The study concluded with a dance show that drew a standing-room-only crowd of parents and grandparents to the Woodland gym.
“Dancing helped the kids to express themselves. And our teachers worked with Mr. Evert so that his dance instruction could support their classroom work,” Johnson said.
“The dance show was more than just dancing. Children could tell their parents how they learned through dance. The children were excited and so were the parents.”
Mansfield City Schools is linked with Renaissance Performing Arts and the Mansfield Art Center as Kennedy Center Partners in Education. Evert, who has been involved in arts education programs in schools for 31 years, was sponsored through the Kennedy Center’s Ohio-based partnership.
Other national teaching artists have visited local schools and conducted teacher workshops at the Renaissance in recent years.
Chelsie Taylor Thompson, director of operations at the Renaissance Theatre, said Woodland’s introduction of arts integration “absolutely is what we have been working toward.”
She said local teachers who attended an arts integration workshop in Madison, Wisconsin, in June came back enthused about its potential.
“As more teachers see what arts integration is all about, it energizes them and demonstrates the different ways that kids really learn,” Thompson said. “It is gratifying to see arts integration coming to fruition.
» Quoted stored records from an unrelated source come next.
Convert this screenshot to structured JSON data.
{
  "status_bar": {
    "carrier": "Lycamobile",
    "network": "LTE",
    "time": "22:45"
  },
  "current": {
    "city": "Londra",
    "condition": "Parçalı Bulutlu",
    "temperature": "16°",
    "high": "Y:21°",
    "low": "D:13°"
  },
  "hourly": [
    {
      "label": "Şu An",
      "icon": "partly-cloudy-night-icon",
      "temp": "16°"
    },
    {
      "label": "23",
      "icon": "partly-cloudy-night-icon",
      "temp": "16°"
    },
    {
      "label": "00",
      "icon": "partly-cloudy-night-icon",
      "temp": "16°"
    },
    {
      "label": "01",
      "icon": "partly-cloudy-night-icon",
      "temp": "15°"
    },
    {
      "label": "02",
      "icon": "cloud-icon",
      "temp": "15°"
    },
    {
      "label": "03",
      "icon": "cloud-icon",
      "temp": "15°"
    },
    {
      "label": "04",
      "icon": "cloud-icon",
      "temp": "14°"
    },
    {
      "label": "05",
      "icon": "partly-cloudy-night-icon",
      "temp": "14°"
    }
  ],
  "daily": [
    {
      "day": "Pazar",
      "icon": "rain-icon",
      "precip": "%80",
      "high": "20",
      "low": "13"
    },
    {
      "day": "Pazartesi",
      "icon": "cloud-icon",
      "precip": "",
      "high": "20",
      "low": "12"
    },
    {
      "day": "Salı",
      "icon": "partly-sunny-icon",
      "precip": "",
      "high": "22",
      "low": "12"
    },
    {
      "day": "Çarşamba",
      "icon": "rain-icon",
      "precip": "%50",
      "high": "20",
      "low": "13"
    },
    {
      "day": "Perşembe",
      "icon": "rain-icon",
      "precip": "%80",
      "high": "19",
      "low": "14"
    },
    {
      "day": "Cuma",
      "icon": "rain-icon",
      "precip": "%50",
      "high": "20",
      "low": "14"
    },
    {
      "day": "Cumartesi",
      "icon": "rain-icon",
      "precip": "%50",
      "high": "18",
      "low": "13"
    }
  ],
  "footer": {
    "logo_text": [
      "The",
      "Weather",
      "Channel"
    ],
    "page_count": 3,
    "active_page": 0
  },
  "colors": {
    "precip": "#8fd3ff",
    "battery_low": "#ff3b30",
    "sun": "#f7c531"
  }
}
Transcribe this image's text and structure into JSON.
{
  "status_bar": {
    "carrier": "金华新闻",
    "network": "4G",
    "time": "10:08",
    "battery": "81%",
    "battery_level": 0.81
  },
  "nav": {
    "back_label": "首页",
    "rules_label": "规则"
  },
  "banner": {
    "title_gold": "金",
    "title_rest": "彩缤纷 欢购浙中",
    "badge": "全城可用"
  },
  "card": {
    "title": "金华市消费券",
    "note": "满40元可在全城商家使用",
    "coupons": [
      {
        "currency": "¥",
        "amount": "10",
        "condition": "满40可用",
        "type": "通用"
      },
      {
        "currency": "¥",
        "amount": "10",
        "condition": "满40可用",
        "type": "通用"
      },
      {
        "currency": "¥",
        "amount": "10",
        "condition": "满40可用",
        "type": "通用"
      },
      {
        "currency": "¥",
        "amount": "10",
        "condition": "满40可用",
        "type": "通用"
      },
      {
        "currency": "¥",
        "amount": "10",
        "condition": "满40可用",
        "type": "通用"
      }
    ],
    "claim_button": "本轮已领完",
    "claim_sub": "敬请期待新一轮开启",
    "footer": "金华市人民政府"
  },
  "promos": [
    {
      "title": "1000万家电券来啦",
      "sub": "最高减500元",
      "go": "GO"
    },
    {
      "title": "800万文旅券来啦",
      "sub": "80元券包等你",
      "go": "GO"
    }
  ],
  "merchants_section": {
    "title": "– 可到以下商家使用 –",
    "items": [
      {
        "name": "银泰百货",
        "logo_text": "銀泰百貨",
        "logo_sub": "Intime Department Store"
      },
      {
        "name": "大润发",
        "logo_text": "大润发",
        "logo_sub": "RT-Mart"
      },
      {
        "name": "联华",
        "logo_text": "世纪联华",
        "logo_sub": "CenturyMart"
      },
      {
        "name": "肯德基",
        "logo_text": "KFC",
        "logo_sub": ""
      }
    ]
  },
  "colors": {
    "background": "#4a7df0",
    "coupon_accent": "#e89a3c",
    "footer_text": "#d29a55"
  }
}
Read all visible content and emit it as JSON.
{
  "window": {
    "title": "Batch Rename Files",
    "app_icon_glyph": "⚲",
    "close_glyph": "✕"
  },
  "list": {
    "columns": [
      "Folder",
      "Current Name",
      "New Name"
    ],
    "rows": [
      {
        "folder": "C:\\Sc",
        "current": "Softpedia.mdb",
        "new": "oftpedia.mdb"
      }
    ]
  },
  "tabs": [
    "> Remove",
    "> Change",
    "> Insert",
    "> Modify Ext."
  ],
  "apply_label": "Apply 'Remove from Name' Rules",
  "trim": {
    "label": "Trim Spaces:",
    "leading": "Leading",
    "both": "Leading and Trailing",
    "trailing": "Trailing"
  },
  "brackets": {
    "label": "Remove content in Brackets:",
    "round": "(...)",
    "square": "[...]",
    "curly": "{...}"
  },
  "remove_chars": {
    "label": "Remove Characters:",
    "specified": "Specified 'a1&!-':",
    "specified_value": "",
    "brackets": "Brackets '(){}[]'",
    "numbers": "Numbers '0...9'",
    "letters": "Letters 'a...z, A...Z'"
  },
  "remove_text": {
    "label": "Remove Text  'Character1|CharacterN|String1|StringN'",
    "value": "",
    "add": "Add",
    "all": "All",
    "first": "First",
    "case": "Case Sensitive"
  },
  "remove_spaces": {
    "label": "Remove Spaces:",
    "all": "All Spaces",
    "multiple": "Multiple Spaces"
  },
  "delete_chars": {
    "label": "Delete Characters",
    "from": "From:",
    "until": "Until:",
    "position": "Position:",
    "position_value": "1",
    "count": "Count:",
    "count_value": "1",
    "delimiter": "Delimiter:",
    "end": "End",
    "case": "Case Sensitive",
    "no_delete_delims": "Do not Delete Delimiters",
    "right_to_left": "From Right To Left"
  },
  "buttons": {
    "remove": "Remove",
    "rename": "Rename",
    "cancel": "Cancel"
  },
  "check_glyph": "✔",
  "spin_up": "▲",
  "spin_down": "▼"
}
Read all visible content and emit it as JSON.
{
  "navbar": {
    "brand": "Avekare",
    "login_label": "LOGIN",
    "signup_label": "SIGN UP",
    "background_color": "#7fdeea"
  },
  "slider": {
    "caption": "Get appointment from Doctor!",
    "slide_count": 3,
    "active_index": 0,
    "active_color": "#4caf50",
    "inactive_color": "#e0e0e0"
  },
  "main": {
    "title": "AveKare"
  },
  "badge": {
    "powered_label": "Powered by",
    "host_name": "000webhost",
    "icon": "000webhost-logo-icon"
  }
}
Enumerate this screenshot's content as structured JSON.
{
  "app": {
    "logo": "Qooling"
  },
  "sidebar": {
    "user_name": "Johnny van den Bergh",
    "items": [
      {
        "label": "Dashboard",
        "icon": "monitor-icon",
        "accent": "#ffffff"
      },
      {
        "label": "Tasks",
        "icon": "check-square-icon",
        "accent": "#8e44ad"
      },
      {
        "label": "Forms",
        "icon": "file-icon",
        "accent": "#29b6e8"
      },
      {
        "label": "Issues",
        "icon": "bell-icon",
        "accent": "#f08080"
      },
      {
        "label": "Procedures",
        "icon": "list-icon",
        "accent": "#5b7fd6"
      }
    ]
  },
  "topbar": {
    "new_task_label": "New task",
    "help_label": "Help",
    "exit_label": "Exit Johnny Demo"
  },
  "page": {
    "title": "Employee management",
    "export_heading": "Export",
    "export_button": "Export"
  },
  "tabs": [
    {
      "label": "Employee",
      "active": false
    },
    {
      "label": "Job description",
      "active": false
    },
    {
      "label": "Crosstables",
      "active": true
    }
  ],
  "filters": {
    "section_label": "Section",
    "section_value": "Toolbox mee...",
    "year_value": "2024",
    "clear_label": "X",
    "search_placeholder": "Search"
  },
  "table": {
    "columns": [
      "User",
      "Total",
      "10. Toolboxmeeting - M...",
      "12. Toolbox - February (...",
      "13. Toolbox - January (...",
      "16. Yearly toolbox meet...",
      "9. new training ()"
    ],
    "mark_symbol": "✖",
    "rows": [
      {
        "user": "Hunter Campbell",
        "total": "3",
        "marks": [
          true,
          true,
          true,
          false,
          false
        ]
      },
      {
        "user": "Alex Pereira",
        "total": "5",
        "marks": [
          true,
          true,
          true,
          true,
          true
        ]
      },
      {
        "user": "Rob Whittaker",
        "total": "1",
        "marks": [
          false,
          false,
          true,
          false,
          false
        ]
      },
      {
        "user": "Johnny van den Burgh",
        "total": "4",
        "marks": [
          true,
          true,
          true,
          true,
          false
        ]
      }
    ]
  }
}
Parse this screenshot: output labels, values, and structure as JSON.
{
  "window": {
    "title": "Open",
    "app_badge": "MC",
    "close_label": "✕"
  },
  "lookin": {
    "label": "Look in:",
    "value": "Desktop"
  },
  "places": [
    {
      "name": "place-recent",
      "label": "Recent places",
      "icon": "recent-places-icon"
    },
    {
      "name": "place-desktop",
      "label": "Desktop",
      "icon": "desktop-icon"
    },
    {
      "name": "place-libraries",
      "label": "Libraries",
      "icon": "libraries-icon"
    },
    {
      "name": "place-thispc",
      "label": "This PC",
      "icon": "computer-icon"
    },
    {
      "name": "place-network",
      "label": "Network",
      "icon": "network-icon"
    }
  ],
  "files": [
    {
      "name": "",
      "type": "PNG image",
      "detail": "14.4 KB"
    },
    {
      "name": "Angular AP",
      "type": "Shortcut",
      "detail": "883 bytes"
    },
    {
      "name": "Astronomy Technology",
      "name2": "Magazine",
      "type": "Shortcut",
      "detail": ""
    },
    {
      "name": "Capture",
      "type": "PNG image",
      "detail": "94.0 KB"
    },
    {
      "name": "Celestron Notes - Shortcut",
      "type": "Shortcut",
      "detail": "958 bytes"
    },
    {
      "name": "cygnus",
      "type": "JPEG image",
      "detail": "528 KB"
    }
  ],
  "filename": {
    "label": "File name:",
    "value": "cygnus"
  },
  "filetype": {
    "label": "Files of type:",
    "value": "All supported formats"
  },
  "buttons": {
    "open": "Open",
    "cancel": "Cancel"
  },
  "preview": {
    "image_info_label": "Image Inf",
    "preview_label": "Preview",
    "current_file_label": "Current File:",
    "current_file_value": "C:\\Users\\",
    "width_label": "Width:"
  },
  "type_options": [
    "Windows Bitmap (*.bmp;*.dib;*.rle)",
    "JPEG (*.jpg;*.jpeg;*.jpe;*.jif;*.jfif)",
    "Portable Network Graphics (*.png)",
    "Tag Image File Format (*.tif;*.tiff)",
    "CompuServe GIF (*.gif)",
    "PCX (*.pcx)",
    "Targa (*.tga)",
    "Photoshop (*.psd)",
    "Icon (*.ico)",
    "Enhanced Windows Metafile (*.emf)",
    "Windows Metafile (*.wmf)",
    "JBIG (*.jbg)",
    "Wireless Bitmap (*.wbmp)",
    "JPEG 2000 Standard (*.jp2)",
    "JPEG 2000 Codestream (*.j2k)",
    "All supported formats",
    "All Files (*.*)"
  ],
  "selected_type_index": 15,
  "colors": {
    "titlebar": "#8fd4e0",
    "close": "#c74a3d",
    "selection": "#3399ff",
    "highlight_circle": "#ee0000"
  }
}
Seeing it in action is awesome.”
Johnson agreed that teachers are enthused, noting that they often text her even at night about something they saw or read, or had an idea, about arts in education.
Woodland hosted a recent family arts integration night to demonstrate how the arts enhance learning.
“There was a lot of interaction among teachers, parents and students. They enjoyed activities together. That’s what it’s all about – building partnerships,” Johnson said.
Thanks to a grant from the Martha Jennings Holden Foundation, Evert is back at Woodland two days a week through May, again connecting dance to their classroom instruction.
“You know the kids are connected when they are excited about Mr. Evert’s return and can’t wait to see him again,” Johnson said.
As Woodland explores the possible integration of music or visual arts in the learning process next year, Johnson said she and her staff hope to interact with local artists.
“I don’t know yet if we have anyone in the community who could provide the arts instruction, yet teach in a way that compliments core subjects,” she said.
Thompson at the Renaissance is ready to help.
“This is something we are working on,” she said. “Mansfield has so many talented artists. We are working on creating a teaching track so we can bring in local artists, help them develop lesson plans and train them to go into classrooms.
“We see lots of opportunities for local artists in classrooms.”